Why would such a transformation of human motivation and behavior be beneficial? If, as it appears, both environmental and socio-economic sustainability need to be advanced to become central organizing principles of all human cultures, significant numbers of individuals, organizations, networks, and communities within those cultures apparently need to not only adopt and execute sustainability projects but also need to promote both their successes and their non-successes, so that we can learn from one another and use those lessons to improve and increase those sustainability projects so that they diffuse throughout, and eventually shape, our cultures in sustainability directions. No promotion, no learning, no advancement.
The problem of stealth sustainability probably exists throughout many cultures and organizations, including universities. In one university with which I was associated several years ago, that some organization administrators chose not to inform either the residents or visitors, or even other university officials that a residence hall that they were about to rename and rededicate was one of the first “green dorms” in the U.S. (in the 1990s). No signs, no brochure, no recognition.

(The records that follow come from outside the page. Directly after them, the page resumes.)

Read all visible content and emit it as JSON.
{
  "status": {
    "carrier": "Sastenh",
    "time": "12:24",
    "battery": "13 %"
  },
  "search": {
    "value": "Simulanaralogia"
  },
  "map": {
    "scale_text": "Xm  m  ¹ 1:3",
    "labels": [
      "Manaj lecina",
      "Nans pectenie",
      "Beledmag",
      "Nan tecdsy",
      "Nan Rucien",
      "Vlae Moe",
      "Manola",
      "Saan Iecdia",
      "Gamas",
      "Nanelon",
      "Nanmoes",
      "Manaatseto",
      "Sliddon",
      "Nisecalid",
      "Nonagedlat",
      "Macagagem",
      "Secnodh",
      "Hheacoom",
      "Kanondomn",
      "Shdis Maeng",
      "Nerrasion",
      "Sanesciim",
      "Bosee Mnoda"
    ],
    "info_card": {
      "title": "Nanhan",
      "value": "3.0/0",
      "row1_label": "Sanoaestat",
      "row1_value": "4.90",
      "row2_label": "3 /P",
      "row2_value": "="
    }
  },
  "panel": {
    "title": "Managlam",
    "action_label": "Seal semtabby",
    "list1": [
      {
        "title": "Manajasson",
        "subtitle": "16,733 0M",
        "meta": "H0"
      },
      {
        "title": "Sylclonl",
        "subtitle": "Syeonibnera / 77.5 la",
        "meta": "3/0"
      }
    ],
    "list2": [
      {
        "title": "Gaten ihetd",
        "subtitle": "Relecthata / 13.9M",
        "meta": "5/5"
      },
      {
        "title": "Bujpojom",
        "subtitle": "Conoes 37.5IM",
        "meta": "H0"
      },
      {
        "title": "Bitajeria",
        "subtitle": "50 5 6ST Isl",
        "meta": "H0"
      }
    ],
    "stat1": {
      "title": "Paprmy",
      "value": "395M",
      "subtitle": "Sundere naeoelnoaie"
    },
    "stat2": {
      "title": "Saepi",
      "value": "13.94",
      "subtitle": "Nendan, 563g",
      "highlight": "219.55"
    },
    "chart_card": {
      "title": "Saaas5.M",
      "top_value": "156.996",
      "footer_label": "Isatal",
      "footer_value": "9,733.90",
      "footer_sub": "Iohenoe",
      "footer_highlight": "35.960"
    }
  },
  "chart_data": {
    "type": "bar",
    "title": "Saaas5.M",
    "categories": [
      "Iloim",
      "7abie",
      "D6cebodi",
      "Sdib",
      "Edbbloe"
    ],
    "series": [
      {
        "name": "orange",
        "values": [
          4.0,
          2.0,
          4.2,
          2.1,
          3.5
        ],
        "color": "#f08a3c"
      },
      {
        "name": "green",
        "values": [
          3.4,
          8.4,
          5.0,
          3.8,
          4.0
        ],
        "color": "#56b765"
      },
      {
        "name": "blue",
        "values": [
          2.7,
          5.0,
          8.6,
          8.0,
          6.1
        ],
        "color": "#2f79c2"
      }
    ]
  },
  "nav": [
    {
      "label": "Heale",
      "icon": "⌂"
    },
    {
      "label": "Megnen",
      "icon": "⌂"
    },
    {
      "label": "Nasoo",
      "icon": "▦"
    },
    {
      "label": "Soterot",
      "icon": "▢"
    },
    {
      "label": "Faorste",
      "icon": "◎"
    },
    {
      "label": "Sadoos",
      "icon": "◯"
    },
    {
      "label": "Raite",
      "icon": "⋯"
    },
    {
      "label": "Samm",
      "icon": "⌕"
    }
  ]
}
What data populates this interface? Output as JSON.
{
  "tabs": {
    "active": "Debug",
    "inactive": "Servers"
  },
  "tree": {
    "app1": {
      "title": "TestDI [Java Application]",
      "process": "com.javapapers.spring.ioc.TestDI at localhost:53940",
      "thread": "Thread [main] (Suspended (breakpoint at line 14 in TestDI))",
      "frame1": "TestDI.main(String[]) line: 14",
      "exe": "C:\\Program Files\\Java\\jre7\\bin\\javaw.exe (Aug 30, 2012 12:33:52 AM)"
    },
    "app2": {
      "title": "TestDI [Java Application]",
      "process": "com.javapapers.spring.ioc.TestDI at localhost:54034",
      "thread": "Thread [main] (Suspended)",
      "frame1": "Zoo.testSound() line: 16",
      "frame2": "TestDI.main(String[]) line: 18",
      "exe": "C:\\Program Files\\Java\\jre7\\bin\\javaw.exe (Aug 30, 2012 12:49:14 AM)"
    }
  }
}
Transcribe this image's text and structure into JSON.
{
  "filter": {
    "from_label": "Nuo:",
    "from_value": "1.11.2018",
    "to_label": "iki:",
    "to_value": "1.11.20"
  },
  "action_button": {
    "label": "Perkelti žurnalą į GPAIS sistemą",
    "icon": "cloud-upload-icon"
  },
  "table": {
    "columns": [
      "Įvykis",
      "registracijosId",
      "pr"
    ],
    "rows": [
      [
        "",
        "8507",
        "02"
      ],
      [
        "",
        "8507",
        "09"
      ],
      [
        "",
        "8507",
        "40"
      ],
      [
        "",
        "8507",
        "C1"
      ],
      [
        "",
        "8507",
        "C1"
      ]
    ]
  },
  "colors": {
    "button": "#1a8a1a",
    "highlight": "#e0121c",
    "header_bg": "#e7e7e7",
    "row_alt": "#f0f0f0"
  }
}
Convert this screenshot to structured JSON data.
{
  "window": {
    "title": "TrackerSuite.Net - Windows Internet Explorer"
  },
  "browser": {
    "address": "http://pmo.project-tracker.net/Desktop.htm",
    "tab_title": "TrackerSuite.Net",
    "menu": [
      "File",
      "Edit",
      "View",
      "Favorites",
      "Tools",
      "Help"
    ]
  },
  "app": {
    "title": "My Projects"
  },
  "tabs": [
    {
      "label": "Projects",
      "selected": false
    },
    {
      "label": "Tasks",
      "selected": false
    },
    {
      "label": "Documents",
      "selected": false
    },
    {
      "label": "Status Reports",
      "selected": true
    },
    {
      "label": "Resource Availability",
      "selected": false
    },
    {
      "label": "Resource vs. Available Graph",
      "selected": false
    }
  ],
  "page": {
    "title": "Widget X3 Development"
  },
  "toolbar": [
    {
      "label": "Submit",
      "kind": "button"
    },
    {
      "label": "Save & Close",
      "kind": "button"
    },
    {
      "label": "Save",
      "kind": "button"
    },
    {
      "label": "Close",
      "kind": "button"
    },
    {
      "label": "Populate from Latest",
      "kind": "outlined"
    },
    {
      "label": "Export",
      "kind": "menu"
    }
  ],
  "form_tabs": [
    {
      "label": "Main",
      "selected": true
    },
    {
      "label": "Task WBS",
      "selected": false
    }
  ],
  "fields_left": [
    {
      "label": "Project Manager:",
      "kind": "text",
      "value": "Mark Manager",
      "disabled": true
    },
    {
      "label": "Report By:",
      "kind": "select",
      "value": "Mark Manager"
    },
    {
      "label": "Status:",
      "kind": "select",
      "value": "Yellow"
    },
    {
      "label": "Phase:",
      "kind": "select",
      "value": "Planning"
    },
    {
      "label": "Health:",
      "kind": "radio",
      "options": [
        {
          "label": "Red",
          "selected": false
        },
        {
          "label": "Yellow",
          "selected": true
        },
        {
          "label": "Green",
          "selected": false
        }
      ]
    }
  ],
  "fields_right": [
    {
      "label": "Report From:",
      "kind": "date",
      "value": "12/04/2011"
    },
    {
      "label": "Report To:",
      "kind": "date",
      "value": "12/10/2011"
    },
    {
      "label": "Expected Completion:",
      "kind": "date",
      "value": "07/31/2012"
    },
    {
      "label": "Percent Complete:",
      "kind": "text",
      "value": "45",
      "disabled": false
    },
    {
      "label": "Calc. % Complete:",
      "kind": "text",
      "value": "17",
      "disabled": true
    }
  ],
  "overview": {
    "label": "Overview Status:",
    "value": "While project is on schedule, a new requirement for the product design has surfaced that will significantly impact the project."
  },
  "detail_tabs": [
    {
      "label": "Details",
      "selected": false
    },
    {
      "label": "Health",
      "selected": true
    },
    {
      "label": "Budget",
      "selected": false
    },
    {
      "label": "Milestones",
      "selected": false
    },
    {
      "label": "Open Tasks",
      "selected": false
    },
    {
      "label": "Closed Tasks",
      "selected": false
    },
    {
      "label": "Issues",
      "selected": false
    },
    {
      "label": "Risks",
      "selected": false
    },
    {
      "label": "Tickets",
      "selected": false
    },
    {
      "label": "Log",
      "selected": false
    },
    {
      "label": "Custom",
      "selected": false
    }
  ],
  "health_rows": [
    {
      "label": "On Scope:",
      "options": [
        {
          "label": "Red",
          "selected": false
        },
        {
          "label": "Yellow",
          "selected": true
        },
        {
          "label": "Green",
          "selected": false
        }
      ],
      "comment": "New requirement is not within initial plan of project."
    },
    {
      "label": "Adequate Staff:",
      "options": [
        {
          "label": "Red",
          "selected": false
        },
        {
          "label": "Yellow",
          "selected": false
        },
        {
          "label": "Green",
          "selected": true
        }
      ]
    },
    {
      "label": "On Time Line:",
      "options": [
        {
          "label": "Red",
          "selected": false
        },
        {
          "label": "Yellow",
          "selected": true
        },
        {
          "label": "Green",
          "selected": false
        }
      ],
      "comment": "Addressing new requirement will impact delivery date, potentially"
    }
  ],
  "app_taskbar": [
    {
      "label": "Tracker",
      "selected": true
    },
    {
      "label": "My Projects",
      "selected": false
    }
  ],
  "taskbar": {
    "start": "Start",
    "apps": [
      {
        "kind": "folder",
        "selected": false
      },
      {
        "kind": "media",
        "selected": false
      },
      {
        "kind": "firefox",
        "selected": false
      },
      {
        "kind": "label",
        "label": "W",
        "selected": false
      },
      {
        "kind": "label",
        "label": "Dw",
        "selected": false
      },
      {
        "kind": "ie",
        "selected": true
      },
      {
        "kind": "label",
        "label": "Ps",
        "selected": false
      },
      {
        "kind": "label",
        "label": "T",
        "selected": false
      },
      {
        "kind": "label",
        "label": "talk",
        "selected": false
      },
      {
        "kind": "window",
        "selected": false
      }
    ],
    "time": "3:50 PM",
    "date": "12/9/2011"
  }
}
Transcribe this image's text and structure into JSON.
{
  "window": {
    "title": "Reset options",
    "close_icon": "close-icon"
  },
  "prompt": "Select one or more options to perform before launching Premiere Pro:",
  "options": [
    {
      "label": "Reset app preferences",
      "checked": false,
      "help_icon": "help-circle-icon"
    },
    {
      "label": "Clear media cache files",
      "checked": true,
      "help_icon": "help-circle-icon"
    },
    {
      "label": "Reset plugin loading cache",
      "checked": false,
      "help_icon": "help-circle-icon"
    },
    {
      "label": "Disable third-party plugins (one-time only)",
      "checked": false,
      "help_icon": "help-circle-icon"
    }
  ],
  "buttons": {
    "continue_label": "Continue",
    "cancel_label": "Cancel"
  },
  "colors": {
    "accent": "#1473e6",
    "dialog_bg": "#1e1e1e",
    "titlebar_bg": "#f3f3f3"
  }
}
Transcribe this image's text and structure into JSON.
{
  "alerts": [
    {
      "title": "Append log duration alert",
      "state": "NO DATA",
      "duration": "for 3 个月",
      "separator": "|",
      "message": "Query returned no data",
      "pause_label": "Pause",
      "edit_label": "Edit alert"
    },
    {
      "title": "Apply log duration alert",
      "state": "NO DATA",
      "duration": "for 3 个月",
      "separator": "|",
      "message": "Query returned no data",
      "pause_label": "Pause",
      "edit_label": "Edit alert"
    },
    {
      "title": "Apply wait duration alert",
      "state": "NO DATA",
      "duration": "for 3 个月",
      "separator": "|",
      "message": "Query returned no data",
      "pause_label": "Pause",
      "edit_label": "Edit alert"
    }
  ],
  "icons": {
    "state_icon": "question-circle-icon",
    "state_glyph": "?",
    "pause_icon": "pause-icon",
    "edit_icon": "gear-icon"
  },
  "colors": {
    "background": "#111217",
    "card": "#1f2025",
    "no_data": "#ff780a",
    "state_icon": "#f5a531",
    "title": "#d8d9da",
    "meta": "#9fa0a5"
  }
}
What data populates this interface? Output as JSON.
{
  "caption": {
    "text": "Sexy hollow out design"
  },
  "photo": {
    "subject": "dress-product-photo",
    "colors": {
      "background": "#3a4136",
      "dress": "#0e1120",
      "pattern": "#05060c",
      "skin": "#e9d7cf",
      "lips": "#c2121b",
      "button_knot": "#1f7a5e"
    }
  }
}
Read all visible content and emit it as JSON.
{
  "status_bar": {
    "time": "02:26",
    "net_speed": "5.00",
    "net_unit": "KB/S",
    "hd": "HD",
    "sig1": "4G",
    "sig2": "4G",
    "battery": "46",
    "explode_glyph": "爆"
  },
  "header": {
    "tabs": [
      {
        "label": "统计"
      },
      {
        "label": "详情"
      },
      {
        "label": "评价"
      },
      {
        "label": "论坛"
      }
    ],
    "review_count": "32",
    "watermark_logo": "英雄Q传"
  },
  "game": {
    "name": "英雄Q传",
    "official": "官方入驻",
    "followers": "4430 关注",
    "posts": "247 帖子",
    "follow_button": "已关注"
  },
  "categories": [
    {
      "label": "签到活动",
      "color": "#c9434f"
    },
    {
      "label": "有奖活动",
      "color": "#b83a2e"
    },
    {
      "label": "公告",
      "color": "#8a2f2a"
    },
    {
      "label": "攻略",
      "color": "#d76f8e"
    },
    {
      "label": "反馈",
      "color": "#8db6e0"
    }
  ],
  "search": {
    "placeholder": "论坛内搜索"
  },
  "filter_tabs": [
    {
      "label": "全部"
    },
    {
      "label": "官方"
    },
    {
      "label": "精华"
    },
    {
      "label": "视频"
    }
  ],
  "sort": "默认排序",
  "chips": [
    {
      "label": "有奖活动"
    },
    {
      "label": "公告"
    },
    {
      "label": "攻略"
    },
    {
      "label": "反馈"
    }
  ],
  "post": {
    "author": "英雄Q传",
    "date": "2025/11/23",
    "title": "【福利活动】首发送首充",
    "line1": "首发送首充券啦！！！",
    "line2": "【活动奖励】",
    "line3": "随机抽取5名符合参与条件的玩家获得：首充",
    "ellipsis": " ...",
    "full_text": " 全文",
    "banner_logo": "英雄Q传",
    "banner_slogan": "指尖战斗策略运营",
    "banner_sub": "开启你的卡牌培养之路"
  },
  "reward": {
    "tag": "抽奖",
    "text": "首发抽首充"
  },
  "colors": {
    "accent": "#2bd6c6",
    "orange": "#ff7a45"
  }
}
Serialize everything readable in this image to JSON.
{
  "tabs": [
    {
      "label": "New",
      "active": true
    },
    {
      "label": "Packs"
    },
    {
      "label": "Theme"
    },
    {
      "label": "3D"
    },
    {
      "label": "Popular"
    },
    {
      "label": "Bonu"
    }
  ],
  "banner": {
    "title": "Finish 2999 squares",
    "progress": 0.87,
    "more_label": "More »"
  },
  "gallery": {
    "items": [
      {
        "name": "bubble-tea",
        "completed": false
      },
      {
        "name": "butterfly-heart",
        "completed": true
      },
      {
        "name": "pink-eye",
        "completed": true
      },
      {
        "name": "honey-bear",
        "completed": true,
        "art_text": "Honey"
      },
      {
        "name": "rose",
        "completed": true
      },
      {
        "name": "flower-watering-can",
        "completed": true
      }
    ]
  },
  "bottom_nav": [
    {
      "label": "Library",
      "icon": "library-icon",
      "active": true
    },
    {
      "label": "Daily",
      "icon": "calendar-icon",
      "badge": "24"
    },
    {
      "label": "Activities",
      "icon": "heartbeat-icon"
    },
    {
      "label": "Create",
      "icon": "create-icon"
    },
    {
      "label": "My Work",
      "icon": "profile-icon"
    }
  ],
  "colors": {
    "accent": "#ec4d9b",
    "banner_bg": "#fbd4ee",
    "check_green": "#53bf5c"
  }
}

We probably all have examples of similar sustainability recognition problems that we have observed in the organizations with which we are familiar. Speaking of green buildings, one common example of stealth sustainability in that sector is that of a well-known green building organization’s certification signs on a number of buildings in the U.S. After looking for certification signs or emblems on buildings that I had heard or read had achieved a certification from this organization, I have observed several that are hardly noticeable, especially those that are glazed/embossed on glass doors and windows. As the saying goes, “out of sight, out of mind”.